::: RECORDS FOR THE TASK :::
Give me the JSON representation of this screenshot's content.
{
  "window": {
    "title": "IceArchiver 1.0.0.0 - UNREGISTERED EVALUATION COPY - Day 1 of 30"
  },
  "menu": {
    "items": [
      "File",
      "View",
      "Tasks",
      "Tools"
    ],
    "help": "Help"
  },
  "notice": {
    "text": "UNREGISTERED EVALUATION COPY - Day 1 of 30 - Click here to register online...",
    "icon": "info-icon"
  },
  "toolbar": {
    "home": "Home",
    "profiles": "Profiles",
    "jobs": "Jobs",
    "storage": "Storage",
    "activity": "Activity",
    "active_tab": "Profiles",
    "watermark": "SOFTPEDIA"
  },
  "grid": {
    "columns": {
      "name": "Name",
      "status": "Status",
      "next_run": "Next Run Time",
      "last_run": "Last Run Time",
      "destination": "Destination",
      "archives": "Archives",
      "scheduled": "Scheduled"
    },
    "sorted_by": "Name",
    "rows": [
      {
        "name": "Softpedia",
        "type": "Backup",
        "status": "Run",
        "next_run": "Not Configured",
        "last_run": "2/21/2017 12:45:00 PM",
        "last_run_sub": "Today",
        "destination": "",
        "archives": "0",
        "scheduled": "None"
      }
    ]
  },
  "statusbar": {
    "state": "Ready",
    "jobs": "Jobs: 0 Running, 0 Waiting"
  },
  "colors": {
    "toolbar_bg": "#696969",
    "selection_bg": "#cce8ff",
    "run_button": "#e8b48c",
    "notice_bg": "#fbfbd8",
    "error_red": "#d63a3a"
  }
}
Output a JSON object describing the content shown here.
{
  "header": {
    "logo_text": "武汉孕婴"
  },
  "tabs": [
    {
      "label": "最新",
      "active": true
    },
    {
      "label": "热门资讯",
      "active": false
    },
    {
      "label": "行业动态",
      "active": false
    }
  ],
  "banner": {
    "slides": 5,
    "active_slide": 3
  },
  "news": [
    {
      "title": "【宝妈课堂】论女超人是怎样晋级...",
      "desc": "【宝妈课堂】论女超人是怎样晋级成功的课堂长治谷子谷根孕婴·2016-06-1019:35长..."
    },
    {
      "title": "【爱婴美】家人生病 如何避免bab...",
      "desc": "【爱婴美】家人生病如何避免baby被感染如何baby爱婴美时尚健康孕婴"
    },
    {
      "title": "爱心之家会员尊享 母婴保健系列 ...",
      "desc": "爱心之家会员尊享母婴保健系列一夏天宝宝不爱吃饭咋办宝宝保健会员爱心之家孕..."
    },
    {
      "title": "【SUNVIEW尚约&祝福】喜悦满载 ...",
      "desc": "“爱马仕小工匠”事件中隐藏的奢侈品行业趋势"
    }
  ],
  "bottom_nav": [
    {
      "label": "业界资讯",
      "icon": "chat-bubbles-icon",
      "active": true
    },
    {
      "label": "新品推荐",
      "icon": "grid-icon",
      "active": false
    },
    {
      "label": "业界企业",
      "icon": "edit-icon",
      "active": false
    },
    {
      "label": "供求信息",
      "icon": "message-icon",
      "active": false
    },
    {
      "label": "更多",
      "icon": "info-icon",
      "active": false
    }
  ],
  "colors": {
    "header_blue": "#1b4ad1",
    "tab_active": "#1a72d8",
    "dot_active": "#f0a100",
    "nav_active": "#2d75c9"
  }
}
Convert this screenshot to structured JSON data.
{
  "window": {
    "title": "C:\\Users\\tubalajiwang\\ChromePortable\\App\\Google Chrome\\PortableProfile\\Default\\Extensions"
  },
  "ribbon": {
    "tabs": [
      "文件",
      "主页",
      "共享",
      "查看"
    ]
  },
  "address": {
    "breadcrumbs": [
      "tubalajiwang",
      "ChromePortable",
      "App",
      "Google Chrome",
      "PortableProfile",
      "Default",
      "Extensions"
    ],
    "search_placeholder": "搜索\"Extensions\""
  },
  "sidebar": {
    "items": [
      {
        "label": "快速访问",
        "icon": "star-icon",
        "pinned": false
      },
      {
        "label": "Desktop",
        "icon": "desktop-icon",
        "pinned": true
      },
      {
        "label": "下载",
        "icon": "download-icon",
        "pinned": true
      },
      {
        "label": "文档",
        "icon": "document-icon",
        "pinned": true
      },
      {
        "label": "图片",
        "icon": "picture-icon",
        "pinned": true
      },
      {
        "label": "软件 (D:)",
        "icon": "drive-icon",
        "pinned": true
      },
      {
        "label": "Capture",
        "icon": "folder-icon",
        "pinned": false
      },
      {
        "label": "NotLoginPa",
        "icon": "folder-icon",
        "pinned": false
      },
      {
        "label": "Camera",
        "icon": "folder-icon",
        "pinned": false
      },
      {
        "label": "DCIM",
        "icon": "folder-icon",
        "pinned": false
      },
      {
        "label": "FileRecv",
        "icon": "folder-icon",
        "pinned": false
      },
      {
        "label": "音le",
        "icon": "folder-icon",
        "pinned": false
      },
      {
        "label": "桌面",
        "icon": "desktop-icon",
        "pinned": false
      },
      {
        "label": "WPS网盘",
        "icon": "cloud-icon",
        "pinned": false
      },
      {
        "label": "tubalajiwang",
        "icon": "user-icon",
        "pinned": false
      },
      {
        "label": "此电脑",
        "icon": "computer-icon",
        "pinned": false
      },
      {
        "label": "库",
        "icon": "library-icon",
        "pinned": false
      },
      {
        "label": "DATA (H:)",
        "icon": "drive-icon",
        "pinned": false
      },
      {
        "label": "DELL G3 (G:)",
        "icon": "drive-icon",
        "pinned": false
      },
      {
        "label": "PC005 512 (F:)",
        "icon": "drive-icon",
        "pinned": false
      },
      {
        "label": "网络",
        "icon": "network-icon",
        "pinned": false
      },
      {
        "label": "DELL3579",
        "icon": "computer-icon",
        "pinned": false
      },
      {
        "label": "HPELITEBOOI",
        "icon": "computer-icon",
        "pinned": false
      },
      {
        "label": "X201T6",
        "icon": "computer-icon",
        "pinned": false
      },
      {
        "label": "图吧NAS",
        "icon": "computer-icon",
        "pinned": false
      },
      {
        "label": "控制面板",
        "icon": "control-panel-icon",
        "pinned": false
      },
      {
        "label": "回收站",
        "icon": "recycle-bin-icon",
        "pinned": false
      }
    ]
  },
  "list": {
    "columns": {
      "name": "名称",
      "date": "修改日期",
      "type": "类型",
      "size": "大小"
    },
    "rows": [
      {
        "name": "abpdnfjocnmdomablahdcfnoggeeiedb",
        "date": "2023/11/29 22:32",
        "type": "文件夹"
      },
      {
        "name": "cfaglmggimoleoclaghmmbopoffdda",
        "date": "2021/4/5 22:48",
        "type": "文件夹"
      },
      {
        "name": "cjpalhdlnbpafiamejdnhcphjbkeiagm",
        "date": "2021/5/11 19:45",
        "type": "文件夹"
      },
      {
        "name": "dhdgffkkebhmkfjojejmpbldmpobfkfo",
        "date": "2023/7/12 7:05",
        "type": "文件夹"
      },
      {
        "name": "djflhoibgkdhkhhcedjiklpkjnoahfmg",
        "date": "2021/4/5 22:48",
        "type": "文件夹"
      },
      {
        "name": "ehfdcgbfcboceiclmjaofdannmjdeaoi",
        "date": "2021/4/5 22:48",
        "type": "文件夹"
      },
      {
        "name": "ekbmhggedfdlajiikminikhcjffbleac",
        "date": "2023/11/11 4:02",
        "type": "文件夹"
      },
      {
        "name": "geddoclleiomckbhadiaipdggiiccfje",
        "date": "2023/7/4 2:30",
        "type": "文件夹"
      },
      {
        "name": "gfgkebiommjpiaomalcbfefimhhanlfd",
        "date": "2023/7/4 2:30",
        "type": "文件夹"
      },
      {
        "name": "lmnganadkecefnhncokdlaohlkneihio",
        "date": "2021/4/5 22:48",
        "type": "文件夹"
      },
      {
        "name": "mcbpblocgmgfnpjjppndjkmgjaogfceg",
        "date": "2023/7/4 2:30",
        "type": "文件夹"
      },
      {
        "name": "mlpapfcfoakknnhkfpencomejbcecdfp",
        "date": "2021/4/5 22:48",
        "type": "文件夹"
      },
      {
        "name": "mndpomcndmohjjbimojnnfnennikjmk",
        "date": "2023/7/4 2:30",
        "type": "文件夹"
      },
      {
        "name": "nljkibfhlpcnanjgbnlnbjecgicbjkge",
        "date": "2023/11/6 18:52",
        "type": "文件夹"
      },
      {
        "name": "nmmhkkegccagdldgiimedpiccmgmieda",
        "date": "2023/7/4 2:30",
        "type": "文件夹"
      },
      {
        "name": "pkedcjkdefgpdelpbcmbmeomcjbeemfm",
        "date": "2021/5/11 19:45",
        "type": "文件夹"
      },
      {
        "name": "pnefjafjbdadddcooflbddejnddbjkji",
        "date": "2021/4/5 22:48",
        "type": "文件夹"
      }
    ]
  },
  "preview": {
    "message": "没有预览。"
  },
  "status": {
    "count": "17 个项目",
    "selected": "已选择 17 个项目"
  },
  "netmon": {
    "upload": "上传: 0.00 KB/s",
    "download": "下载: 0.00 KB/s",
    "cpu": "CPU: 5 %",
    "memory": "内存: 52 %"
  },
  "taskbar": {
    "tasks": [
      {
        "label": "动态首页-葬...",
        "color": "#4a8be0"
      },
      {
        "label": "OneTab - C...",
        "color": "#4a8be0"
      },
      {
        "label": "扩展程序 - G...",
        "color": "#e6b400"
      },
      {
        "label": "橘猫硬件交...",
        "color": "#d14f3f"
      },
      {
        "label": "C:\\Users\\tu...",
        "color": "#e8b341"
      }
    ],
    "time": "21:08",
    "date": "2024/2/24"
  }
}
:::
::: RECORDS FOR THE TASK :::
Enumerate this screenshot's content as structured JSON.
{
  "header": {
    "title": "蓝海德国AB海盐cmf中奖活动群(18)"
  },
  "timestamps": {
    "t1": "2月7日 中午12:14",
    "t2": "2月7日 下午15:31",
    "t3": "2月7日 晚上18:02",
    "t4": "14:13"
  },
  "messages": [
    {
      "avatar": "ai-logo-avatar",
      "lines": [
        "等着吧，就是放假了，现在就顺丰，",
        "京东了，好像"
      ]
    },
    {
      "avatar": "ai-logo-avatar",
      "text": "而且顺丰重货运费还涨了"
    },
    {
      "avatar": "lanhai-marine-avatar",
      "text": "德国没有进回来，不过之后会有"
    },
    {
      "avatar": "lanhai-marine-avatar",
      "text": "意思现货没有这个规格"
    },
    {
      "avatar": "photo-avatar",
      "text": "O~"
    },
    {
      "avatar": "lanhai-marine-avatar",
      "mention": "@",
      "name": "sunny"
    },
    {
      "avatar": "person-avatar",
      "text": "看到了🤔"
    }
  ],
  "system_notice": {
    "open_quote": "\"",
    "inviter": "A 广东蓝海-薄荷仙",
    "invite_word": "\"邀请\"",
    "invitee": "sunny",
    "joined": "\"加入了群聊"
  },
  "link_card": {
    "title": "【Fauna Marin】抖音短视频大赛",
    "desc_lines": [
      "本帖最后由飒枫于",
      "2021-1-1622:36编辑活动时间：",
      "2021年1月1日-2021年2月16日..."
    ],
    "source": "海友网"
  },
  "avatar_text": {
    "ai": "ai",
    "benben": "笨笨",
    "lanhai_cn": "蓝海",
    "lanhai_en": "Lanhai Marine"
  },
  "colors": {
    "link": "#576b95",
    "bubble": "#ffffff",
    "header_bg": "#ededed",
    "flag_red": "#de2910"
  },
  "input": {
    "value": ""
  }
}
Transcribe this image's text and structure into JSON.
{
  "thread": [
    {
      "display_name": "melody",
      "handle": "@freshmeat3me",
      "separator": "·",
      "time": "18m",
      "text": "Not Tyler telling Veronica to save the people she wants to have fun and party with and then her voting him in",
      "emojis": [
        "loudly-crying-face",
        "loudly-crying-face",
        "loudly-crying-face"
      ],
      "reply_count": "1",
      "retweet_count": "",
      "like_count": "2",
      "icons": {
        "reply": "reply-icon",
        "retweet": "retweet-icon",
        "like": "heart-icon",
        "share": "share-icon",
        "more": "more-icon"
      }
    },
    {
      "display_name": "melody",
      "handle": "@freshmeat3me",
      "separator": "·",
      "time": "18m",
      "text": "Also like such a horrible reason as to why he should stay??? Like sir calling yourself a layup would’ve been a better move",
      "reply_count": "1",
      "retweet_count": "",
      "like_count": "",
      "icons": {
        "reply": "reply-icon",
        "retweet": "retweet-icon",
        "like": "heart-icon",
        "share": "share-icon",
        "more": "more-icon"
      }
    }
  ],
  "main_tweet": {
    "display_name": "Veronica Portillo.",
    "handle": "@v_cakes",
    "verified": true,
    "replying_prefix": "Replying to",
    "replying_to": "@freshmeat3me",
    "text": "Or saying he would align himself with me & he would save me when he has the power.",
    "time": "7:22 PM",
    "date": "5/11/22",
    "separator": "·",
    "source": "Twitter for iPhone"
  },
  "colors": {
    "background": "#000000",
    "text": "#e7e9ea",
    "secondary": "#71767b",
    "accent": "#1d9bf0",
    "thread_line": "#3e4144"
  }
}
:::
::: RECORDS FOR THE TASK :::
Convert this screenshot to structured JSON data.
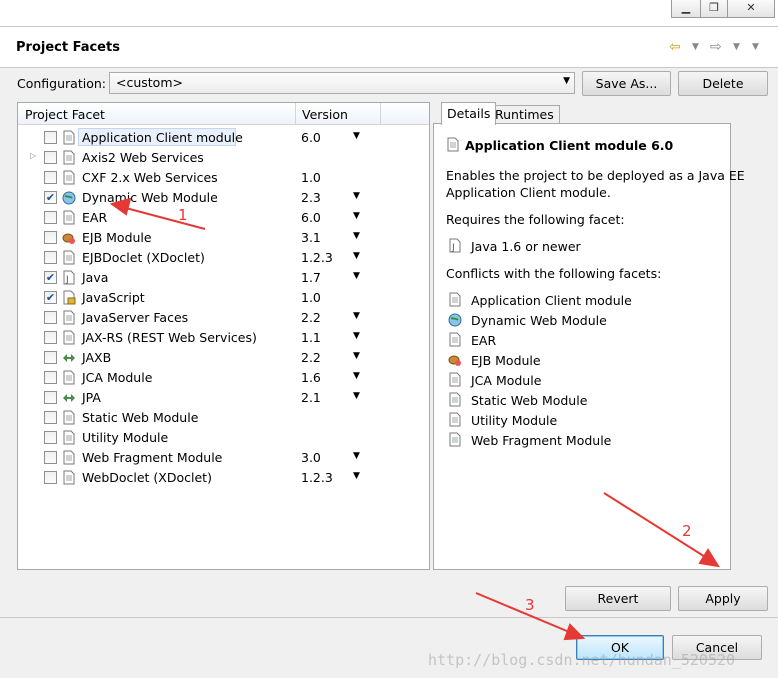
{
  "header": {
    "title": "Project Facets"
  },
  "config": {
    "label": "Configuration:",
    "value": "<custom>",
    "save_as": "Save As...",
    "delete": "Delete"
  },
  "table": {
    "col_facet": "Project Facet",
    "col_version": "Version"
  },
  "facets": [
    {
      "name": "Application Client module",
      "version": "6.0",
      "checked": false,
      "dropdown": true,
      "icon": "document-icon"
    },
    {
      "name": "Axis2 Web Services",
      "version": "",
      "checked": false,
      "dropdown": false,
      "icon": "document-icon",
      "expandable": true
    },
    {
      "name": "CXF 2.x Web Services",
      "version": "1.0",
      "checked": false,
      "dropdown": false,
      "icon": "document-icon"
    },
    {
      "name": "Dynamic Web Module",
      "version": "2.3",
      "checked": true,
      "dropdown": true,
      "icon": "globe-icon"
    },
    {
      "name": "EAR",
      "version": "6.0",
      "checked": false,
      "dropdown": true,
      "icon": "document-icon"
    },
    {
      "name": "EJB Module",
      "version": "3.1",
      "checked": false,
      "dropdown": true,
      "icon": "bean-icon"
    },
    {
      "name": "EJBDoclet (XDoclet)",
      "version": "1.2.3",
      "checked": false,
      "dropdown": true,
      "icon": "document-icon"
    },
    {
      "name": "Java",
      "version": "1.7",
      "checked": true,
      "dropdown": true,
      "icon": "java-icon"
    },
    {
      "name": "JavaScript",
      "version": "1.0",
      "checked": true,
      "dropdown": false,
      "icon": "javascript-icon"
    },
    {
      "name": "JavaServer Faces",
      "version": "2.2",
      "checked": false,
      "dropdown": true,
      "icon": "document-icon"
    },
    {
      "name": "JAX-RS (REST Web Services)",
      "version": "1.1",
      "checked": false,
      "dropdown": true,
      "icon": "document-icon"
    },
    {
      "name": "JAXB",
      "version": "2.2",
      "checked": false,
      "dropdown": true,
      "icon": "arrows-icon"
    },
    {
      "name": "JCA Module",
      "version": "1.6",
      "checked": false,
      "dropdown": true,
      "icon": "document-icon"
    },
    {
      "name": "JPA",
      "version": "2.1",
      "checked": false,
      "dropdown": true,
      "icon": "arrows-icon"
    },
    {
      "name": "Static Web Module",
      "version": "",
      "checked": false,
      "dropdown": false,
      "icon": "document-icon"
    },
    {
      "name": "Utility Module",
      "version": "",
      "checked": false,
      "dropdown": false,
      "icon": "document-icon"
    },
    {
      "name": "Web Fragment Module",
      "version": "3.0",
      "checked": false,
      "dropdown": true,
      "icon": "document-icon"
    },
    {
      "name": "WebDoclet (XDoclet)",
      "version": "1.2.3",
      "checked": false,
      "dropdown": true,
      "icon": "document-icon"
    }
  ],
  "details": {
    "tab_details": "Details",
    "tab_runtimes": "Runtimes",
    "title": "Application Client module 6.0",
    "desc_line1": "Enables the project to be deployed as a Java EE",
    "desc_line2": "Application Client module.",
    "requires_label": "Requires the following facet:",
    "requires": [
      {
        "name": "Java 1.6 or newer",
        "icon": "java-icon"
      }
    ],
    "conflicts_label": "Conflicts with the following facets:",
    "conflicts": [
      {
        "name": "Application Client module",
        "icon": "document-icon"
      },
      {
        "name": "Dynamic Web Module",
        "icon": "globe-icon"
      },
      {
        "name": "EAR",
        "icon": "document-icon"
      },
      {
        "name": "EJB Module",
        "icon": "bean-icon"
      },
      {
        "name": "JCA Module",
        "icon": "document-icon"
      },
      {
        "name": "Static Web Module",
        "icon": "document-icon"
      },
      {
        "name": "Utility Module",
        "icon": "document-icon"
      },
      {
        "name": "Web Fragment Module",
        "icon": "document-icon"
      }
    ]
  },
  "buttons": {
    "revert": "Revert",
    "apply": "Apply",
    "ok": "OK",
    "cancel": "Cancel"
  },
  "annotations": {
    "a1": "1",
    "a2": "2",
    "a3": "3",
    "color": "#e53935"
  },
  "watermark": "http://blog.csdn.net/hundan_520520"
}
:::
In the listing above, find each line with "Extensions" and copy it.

    "title": "C:\\Users\\tubalajiwang\\ChromePortable\\App\\Google Chrome\\PortableProfile\\Default\\Extensions"
      "Extensions"
    "search_placeholder": "搜索\"Extensions\""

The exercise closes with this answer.